Electrical Resistivity

Electrical resistivity, also known as specific electrical resistance or simply resistivity, is a property of a material that measures how strongly it opposes the flow of electrical current. It is the inverse of electrical conductivity, which measures a material's ability to conduct electrical current.

Definition of Electrical Resistivity

Electrical resistivity is defined as the resistance of a material per unit length and per unit area, measured in ohm-meters (Ω⋅m). It is denoted by the symbol ρ and is determined by the following formula:


R is the electrical resistance of the material in ohms
A is the cross-sectional area of the material in square meters
L is the length of the material in meters.

In other words, electrical resistivity measures how difficult it is for electrical current to flow through a material. Materials with high resistivity have low conductivity, and materials with low resistivity have high conductivity.

Factors Affecting Electrical Resistivity

Several factors affect the electrical resistivity of a material, including:

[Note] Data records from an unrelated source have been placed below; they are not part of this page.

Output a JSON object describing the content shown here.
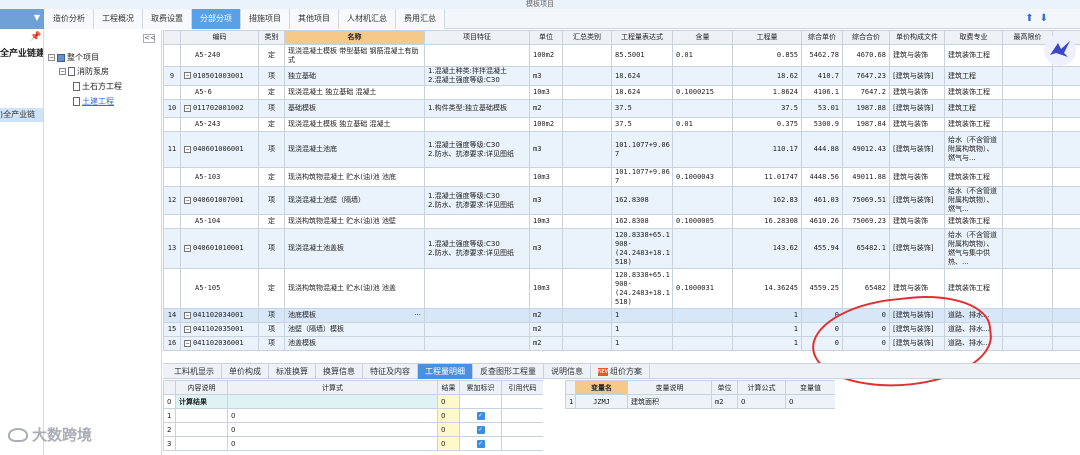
{
  "window": {
    "title": "模板项目"
  },
  "top_tabs": [
    "造价分析",
    "工程概况",
    "取费设置",
    "分部分项",
    "措施项目",
    "其他项目",
    "人材机汇总",
    "费用汇总"
  ],
  "left_pane": {
    "line1": "全产业链建",
    "line2": ")全产业链"
  },
  "tree": {
    "collapse_label": "<<",
    "root": "整个项目",
    "child": "消防泵房",
    "leaf1": "土石方工程",
    "leaf2": "土建工程"
  },
  "columns": [
    "编码",
    "类别",
    "名称",
    "项目特征",
    "单位",
    "汇总类别",
    "工程量表达式",
    "含量",
    "工程量",
    "综合单价",
    "综合合价",
    "单价构成文件",
    "取费专业",
    "最高限价"
  ],
  "rows": [
    {
      "no": "",
      "code": "A5-240",
      "type": "定",
      "name": "现浇混凝土模板 带型基础 钢筋混凝土有肋式",
      "feature": "",
      "unit": "100m2",
      "sum_cat": "",
      "expr": "85.5001",
      "content": "0.01",
      "qty": "0.855",
      "price": "5462.78",
      "total": "4670.68",
      "file": "建筑与装饰",
      "prof": "建筑装饰工程",
      "kind": "de"
    },
    {
      "no": "9",
      "code": "010501003001",
      "type": "项",
      "name": "独立基础",
      "feature": "1.混凝土种类:拌拌混凝土\n2.混凝土强度等级:C30",
      "unit": "m3",
      "sum_cat": "",
      "expr": "18.624",
      "content": "",
      "qty": "18.62",
      "price": "410.7",
      "total": "7647.23",
      "file": "[建筑与装饰]",
      "prof": "建筑工程",
      "kind": "qd"
    },
    {
      "no": "",
      "code": "A5-6",
      "type": "定",
      "name": "现浇混凝土 独立基础 混凝土",
      "feature": "",
      "unit": "10m3",
      "sum_cat": "",
      "expr": "18.624",
      "content": "0.1000215",
      "qty": "1.8624",
      "price": "4106.1",
      "total": "7647.2",
      "file": "建筑与装饰",
      "prof": "建筑装饰工程",
      "kind": "de"
    },
    {
      "no": "10",
      "code": "011702001002",
      "type": "项",
      "name": "基础模板",
      "feature": "1.构件类型:独立基础模板",
      "unit": "m2",
      "sum_cat": "",
      "expr": "37.5",
      "content": "",
      "qty": "37.5",
      "price": "53.01",
      "total": "1987.88",
      "file": "[建筑与装饰]",
      "prof": "建筑工程",
      "kind": "qd"
    },
    {
      "no": "",
      "code": "A5-243",
      "type": "定",
      "name": "现浇混凝土模板 独立基础 混凝土",
      "feature": "",
      "unit": "100m2",
      "sum_cat": "",
      "expr": "37.5",
      "content": "0.01",
      "qty": "0.375",
      "price": "5300.9",
      "total": "1987.84",
      "file": "建筑与装饰",
      "prof": "建筑装饰工程",
      "kind": "de"
    },
    {
      "no": "11",
      "code": "040601006001",
      "type": "项",
      "name": "现浇混凝土池底",
      "feature": "1.混凝土强度等级:C30\n2.防水、抗渗要求:详见图纸",
      "unit": "m3",
      "sum_cat": "",
      "expr": "101.1077+9.06\n7",
      "content": "",
      "qty": "110.17",
      "price": "444.88",
      "total": "49012.43",
      "file": "[建筑与装饰]",
      "prof": "给水（不含管道附属构筑物）、燃气与...",
      "kind": "qd"
    },
    {
      "no": "",
      "code": "A5-103",
      "type": "定",
      "name": "现浇构筑物混凝土 贮水(油)池 池底",
      "feature": "",
      "unit": "10m3",
      "sum_cat": "",
      "expr": "101.1077+9.06\n7",
      "content": "0.1000043",
      "qty": "11.01747",
      "price": "4448.56",
      "total": "49011.88",
      "file": "建筑与装饰",
      "prof": "建筑装饰工程",
      "kind": "de"
    },
    {
      "no": "12",
      "code": "040601007001",
      "type": "项",
      "name": "现浇混凝土池壁（隔墙）",
      "feature": "1.混凝土强度等级:C30\n2.防水、抗渗要求:详见图纸",
      "unit": "m3",
      "sum_cat": "",
      "expr": "162.8308",
      "content": "",
      "qty": "162.83",
      "price": "461.03",
      "total": "75069.51",
      "file": "[建筑与装饰]",
      "prof": "给水（不含管道附属构筑物）、燃气...",
      "kind": "qd"
    },
    {
      "no": "",
      "code": "A5-104",
      "type": "定",
      "name": "现浇构筑物混凝土 贮水(油)池 池壁",
      "feature": "",
      "unit": "10m3",
      "sum_cat": "",
      "expr": "162.8308",
      "content": "0.1000005",
      "qty": "16.28308",
      "price": "4610.26",
      "total": "75069.23",
      "file": "建筑与装饰",
      "prof": "建筑装饰工程",
      "kind": "de"
    },
    {
      "no": "13",
      "code": "040601010001",
      "type": "项",
      "name": "现浇混凝土池盖板",
      "feature": "1.混凝土强度等级:C30\n2.防水、抗渗要求:详见图纸",
      "unit": "m3",
      "sum_cat": "",
      "expr": "120.8338+65.1\n908-\n(24.2483+18.1\n518)",
      "content": "",
      "qty": "143.62",
      "price": "455.94",
      "total": "65482.1",
      "file": "[建筑与装饰]",
      "prof": "给水（不含管道附属构筑物）、燃气与集中供热、...",
      "kind": "qd"
    },
    {
      "no": "",
      "code": "A5-105",
      "type": "定",
      "name": "现浇构筑物混凝土 贮水(油)池 池盖",
      "feature": "",
      "unit": "10m3",
      "sum_cat": "",
      "expr": "120.8338+65.1\n908-\n(24.2483+18.1\n518)",
      "content": "0.1000031",
      "qty": "14.36245",
      "price": "4559.25",
      "total": "65482",
      "file": "建筑与装饰",
      "prof": "建筑装饰工程",
      "kind": "de"
    },
    {
      "no": "14",
      "code": "041102034001",
      "type": "项",
      "name": "池底模板",
      "feature": "",
      "unit": "m2",
      "sum_cat": "",
      "expr": "1",
      "content": "",
      "qty": "1",
      "price": "0",
      "total": "0",
      "file": "[建筑与装饰]",
      "prof": "道路、排水...",
      "kind": "sel"
    },
    {
      "no": "15",
      "code": "041102035001",
      "type": "项",
      "name": "池壁（隔墙）模板",
      "feature": "",
      "unit": "m2",
      "sum_cat": "",
      "expr": "1",
      "content": "",
      "qty": "1",
      "price": "0",
      "total": "0",
      "file": "[建筑与装饰]",
      "prof": "道路、排水...",
      "kind": "qd"
    },
    {
      "no": "16",
      "code": "041102036001",
      "type": "项",
      "name": "池盖模板",
      "feature": "",
      "unit": "m2",
      "sum_cat": "",
      "expr": "1",
      "content": "",
      "qty": "1",
      "price": "0",
      "total": "0",
      "file": "[建筑与装饰]",
      "prof": "道路、排水...",
      "kind": "qd"
    }
  ],
  "bottom_tabs": [
    "工料机显示",
    "单价构成",
    "标准换算",
    "换算信息",
    "特征及内容",
    "工程量明细",
    "反查图形工程量",
    "说明信息",
    "组价方案"
  ],
  "bottom_active": "工程量明细",
  "calc_table": {
    "headers": [
      "内容说明",
      "计算式",
      "结果",
      "累加标识",
      "引用代码"
    ],
    "rows": [
      {
        "no": "0",
        "desc": "计算结果",
        "formula": "",
        "result": "0",
        "checked": false
      },
      {
        "no": "1",
        "desc": "",
        "formula": "0",
        "result": "0",
        "checked": true
      },
      {
        "no": "2",
        "desc": "",
        "formula": "0",
        "result": "0",
        "checked": true
      },
      {
        "no": "3",
        "desc": "",
        "formula": "0",
        "result": "0",
        "checked": true
      }
    ]
  },
  "var_table": {
    "headers": [
      "变量名",
      "变量说明",
      "单位",
      "计算公式",
      "变量值"
    ],
    "rows": [
      {
        "no": "1",
        "name": "JZMJ",
        "desc": "建筑面积",
        "unit": "m2",
        "formula": "0",
        "value": "0"
      }
    ]
  },
  "watermark": "大数跨境",
  "colors": {
    "accent": "#5aa0e6",
    "header_highlight": "#f5c98a",
    "annotation_red": "#e03030",
    "check_blue": "#3a8de0"
  }
}
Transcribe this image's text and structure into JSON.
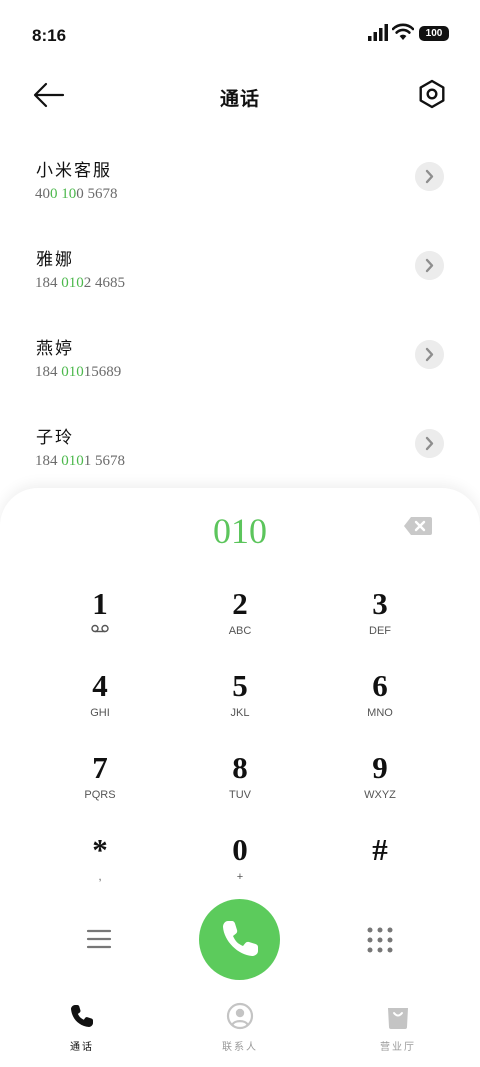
{
  "status_bar": {
    "time": "8:16",
    "battery": "100"
  },
  "header": {
    "title": "通话"
  },
  "contacts": [
    {
      "name": "小米客服",
      "number_parts": [
        "40",
        "0 10",
        "0 5678"
      ]
    },
    {
      "name": "雅娜",
      "number_parts": [
        "184 ",
        "010",
        "2 4685"
      ]
    },
    {
      "name": "燕婷",
      "number_parts": [
        "184 ",
        "010",
        "15689"
      ]
    },
    {
      "name": "子玲",
      "number_parts": [
        "184 ",
        "010",
        "1 5678"
      ]
    }
  ],
  "dialer": {
    "value": "010",
    "keys": [
      {
        "digit": "1",
        "letters": ""
      },
      {
        "digit": "2",
        "letters": "ABC"
      },
      {
        "digit": "3",
        "letters": "DEF"
      },
      {
        "digit": "4",
        "letters": "GHI"
      },
      {
        "digit": "5",
        "letters": "JKL"
      },
      {
        "digit": "6",
        "letters": "MNO"
      },
      {
        "digit": "7",
        "letters": "PQRS"
      },
      {
        "digit": "8",
        "letters": "TUV"
      },
      {
        "digit": "9",
        "letters": "WXYZ"
      },
      {
        "digit": "*",
        "letters": ","
      },
      {
        "digit": "0",
        "letters": "+"
      },
      {
        "digit": "#",
        "letters": ""
      }
    ]
  },
  "nav": {
    "tabs": [
      {
        "label": "通话",
        "icon": "phone-icon",
        "active": true
      },
      {
        "label": "联系人",
        "icon": "person-icon",
        "active": false
      },
      {
        "label": "营业厅",
        "icon": "shopping-bag-icon",
        "active": false
      }
    ]
  },
  "colors": {
    "accent": "#5ccb5c",
    "highlight": "#4cb84c",
    "inactive": "#c4c4c4"
  }
}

  • Temperature: In most materials, resistivity increases as temperature increases. This is because as temperature increases, atoms vibrate more vigorously, which leads to more collisions between electrons and atoms, making it more difficult for electrons to move through the material.
  • Composition: The chemical composition of a material affects its electrical resistivity. For example, materials with more free electrons, such as metals, have low resistivity, while materials with fewer free electrons, such as ceramics and polymers, have high resistivity.
  • Microstructure: The arrangement of atoms and molecules within a material affects its electrical resistivity. Materials with a stable, crystalline structure tend to have lower resistivity than those with a disordered, amorphous structure.

Applications of Electrical Resistivity

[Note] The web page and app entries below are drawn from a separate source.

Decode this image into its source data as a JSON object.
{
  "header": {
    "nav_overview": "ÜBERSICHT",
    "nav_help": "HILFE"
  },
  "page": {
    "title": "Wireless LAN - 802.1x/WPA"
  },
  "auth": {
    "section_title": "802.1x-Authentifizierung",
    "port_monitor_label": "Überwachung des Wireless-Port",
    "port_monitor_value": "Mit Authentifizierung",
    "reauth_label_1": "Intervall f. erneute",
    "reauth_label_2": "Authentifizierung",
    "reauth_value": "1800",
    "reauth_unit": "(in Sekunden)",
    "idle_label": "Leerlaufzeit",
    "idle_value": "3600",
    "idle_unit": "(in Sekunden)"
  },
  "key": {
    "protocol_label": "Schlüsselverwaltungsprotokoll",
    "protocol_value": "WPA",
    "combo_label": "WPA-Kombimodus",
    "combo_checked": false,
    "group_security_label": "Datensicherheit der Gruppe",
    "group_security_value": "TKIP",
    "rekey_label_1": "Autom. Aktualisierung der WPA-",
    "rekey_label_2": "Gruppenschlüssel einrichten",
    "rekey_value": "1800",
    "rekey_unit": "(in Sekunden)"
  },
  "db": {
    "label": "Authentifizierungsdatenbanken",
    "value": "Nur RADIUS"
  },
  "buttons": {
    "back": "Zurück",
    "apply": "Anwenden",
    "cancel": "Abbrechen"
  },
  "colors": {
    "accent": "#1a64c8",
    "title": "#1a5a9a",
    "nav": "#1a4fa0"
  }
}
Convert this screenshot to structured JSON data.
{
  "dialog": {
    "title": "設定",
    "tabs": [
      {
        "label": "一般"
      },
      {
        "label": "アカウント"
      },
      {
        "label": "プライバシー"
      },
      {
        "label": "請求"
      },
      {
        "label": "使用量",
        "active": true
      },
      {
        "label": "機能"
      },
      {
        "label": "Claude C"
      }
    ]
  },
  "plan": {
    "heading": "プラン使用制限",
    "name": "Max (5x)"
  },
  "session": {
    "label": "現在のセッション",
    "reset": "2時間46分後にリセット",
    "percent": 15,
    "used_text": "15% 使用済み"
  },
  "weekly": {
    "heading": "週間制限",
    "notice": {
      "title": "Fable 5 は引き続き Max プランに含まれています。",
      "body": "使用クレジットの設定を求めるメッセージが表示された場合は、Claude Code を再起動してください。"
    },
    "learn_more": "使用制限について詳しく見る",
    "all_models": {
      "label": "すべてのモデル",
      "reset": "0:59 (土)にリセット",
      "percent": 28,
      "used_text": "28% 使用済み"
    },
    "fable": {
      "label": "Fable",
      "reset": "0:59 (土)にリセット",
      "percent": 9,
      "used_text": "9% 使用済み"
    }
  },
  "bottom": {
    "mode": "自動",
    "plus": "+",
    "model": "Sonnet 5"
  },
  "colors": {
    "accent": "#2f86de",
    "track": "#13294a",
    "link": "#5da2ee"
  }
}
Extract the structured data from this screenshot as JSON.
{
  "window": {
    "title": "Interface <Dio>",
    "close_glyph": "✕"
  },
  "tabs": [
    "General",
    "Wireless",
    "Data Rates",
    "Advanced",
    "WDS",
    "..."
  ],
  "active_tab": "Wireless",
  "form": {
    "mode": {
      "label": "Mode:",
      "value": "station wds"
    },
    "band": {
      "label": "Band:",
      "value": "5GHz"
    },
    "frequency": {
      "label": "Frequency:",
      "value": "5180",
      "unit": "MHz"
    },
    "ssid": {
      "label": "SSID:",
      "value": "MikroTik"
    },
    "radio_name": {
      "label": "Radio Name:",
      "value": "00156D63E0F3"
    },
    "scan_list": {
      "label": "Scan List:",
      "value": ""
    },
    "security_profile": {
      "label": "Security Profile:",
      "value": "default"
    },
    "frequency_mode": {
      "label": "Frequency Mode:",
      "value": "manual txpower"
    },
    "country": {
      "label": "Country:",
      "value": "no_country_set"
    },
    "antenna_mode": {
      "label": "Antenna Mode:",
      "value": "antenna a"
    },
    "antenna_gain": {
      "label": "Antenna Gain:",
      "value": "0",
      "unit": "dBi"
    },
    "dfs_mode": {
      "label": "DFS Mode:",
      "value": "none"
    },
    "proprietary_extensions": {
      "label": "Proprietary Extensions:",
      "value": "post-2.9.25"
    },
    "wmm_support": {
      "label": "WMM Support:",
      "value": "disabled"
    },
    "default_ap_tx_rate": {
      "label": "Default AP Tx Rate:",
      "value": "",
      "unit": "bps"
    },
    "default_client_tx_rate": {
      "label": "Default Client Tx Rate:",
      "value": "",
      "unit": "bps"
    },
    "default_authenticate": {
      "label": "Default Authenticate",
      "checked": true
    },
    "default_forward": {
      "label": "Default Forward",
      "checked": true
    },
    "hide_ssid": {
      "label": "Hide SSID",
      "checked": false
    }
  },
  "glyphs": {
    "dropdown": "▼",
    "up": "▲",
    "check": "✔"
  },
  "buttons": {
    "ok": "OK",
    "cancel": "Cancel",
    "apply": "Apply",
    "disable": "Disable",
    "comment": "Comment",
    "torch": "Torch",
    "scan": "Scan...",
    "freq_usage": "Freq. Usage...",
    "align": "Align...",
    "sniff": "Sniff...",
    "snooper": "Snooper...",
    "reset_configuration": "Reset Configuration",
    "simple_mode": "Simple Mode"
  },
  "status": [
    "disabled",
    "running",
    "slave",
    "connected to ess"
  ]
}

Electrical resistivity is an essential property in a wide range of applications, including:

  • Electrical wiring: Materials with low resistivities, such as copper and aluminium, are used for electrical wiring because they allow electrical current to flow easily and efficiently.
  • Heating elements: Materials with high resistivities, such as nichrome and tungsten, are used for heating elements in appliances such as toasters and hair dryers because they can generate heat without melting or degrading.
  • Sensors: Materials with varying resistivity in response to changes in temperature, pressure, or other stimuli, such as thermistors and strain gauges, are used as sensors in a wide range of applications.
  • Resistors: Electrical resistors are electronic components that are designed to provide a specific amount of resistance to electrical current and are used in a wide range of electronic circuits.

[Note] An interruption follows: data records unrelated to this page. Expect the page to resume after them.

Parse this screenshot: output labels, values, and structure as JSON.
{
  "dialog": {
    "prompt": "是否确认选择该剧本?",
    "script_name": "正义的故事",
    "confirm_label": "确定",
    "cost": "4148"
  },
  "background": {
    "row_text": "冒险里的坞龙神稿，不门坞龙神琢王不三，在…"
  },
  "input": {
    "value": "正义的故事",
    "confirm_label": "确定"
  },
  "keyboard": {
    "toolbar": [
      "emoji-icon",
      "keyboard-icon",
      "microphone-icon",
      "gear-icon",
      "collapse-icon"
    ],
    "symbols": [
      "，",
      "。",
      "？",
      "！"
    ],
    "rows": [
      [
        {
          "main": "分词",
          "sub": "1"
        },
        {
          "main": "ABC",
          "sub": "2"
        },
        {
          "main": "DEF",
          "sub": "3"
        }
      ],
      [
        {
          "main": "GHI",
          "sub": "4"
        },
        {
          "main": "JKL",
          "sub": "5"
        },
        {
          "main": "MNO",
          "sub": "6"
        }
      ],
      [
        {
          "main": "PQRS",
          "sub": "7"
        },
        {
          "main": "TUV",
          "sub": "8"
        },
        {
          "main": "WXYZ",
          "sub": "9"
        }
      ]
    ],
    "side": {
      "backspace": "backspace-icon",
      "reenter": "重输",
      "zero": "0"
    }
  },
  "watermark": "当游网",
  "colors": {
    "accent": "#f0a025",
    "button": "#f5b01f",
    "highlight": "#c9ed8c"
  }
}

In summary, electrical resistivity is an important property that measures how strongly a material opposes the flow of electrical current. It is affected by temperature, composition, and microstructure factors and has critical applications in fields such as electrical wiring, heating elements, sensors, and resistors. Understanding electrical resistivity is essential for engineers and scientists working in various fields and is key to developing new materials and technologies.